The term “julep” is generally defined as a sweet drink, particularly one used as a vehicle for medicine. The word itself is derived from the Persian word Golâb, meaning rose water. Americans have not only enjoyed bourbon-based juleps over the centuries, but also gin-based juleps made with genever, an aged gin. In Jerry Thomas’ Bartenders Guide of 1887, you can find a recipe for the mint julep calling for alternate spirits like brandy, gin or whiskey.
Since 1938, Churchill Downs has promoted the mint julep has been promoted in association with the Kentucky Derby. Each year nearly 120,000 juleps are served over the two-day period of the Kentucky Oaks and the Kentucky Derby.
Interestingly, the mint juleps served at the Kentucky Derby for the past 18 years do not contain bourbon, but whiskey, due to a contract with the Brown-Forman Corporation.
In keeping with all things authentic, and tradition, here is a recipe for an authentic bourbon mint julep. Enjoy!
Traditional Mint Julep Recipe: Kentucky Derby Style
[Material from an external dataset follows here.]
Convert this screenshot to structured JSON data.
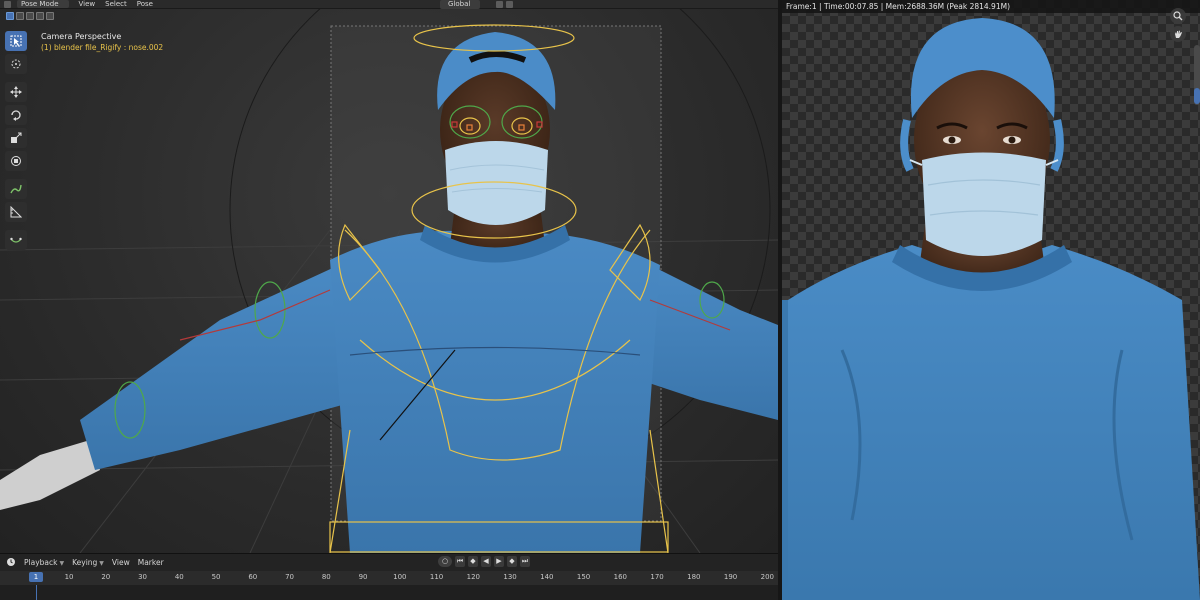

- 1-1/2 parts Maker’s Mark Bourbon
- Fresh mint
- 2 tablespoons simple syrup* muddled with mint
- Splash of distilled water
- Powdered sugar
Directions: Mix together simple syrup* muddled with mint, Maker’s Mark® Bourbon and distilled water. Fill glass with crushed ice and pour mixture over top. Sprinkle top of ice with powdered sugar. Garnish with a mint sprig.
- 1 cup granulated sugar
- 1 cup distilled water